START Records shown

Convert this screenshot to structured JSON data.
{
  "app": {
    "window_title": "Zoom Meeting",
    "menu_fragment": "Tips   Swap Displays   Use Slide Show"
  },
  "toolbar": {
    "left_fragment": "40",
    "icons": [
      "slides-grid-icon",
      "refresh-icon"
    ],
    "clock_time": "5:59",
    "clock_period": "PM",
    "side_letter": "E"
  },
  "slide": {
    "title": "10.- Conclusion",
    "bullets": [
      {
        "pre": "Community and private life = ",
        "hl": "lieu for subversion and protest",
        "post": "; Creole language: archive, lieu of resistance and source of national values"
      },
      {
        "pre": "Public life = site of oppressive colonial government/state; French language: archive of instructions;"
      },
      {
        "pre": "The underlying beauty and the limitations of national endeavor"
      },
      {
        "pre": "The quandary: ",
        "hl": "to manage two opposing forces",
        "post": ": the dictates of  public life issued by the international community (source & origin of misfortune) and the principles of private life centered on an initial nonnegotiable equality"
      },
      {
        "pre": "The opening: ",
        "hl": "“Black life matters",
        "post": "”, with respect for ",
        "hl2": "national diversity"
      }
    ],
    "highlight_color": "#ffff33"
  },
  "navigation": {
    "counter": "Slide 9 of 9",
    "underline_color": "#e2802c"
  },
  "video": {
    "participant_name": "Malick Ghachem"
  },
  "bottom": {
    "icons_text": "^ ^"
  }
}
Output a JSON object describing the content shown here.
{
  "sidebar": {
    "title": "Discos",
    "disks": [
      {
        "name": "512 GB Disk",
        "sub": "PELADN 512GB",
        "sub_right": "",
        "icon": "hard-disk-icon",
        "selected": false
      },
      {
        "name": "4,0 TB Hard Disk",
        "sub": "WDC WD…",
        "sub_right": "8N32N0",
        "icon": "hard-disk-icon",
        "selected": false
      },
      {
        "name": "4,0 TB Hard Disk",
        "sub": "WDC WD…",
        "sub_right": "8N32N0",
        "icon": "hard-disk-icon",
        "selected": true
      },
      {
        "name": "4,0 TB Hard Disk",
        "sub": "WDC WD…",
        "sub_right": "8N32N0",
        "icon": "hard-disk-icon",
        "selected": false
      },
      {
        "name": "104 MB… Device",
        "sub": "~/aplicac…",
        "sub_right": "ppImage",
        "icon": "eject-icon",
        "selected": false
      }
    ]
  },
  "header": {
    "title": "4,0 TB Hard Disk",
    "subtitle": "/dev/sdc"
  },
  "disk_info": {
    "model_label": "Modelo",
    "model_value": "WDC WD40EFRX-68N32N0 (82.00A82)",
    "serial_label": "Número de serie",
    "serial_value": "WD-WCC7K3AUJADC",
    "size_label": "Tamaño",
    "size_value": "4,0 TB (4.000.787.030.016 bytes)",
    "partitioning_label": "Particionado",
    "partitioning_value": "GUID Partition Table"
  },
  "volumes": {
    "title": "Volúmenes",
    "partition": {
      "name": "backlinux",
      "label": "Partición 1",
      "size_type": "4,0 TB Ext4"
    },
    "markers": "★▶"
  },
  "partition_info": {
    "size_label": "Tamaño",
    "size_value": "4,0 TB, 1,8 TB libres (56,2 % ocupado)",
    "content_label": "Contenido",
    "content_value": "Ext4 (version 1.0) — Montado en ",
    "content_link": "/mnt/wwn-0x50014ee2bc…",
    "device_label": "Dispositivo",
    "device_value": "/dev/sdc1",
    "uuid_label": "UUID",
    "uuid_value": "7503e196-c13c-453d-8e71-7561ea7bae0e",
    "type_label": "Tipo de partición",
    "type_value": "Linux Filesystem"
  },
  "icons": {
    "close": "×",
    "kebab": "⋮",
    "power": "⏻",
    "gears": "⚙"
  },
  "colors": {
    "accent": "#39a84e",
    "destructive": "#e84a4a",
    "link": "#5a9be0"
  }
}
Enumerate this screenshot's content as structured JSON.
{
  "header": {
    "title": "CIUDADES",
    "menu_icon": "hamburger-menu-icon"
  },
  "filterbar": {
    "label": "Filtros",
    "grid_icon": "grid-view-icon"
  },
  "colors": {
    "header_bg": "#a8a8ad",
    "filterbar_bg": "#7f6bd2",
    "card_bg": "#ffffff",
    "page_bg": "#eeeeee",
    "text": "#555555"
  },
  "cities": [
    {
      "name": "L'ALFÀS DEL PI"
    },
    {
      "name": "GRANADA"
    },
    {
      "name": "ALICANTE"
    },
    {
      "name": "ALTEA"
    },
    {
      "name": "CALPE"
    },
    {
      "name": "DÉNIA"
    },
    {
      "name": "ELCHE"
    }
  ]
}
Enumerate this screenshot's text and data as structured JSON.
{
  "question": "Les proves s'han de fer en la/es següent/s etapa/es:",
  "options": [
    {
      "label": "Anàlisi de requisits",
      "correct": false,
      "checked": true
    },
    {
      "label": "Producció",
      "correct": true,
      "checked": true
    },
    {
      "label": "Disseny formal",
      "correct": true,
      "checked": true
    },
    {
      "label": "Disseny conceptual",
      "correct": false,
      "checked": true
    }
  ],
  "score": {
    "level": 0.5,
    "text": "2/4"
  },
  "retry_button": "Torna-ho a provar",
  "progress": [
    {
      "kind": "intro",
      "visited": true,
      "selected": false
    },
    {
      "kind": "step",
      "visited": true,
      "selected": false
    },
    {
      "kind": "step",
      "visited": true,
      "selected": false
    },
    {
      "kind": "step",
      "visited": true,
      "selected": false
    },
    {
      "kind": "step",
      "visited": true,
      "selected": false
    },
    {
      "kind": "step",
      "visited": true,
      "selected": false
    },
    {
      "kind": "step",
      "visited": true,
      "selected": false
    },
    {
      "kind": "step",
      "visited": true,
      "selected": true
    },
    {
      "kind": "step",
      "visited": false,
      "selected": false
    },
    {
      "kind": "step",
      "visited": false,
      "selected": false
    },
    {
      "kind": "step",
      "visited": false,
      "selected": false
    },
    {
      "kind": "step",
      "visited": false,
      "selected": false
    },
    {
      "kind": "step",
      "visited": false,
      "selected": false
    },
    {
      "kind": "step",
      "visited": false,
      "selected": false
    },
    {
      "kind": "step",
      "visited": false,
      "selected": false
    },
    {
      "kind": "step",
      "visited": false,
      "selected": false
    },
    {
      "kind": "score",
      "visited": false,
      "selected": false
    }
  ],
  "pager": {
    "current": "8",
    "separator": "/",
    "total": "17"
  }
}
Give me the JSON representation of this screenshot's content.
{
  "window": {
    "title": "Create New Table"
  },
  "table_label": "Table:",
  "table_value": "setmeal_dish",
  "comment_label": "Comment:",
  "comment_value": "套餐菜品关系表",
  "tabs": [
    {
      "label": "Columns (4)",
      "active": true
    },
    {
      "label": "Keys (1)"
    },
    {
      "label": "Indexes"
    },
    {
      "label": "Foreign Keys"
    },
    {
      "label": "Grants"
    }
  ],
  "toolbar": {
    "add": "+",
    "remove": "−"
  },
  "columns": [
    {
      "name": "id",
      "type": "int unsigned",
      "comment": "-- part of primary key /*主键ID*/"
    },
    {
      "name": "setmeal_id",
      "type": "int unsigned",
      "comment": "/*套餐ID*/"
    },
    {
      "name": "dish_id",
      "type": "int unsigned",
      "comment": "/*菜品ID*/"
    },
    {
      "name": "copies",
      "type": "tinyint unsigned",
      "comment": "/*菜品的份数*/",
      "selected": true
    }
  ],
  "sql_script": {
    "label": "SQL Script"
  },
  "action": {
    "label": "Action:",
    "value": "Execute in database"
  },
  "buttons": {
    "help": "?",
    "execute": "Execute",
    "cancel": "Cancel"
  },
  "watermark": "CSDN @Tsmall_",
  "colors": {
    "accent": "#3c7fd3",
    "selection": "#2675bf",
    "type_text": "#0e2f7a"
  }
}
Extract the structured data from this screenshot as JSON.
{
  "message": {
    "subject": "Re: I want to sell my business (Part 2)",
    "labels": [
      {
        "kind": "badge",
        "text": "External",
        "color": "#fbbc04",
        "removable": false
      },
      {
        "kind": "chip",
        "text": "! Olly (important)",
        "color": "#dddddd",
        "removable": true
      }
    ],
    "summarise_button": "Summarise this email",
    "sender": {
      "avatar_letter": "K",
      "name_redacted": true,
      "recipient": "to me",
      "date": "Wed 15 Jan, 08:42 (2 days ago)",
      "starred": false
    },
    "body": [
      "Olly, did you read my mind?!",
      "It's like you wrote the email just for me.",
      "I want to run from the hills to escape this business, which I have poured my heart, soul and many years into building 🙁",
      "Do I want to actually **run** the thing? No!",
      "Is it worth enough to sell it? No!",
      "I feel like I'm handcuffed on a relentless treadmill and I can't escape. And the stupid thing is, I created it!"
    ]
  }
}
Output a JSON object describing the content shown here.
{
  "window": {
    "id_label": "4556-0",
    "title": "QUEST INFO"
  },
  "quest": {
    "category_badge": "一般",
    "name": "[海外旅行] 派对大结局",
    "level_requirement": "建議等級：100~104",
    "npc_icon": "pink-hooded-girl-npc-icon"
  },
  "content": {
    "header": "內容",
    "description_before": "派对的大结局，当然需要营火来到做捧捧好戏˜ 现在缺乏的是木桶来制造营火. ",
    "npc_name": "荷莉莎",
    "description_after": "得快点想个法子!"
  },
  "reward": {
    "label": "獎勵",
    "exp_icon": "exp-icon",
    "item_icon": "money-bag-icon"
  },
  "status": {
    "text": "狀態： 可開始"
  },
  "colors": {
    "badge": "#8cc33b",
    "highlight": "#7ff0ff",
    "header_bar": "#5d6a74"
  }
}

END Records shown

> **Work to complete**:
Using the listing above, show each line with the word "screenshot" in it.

> **Reply**:
Convert this screenshot to structured JSON data.
Enumerate this screenshot's content as structured JSON.
Enumerate this screenshot's text and data as structured JSON.
Give me the JSON representation of this screenshot's content.
Extract the structured data from this screenshot as JSON.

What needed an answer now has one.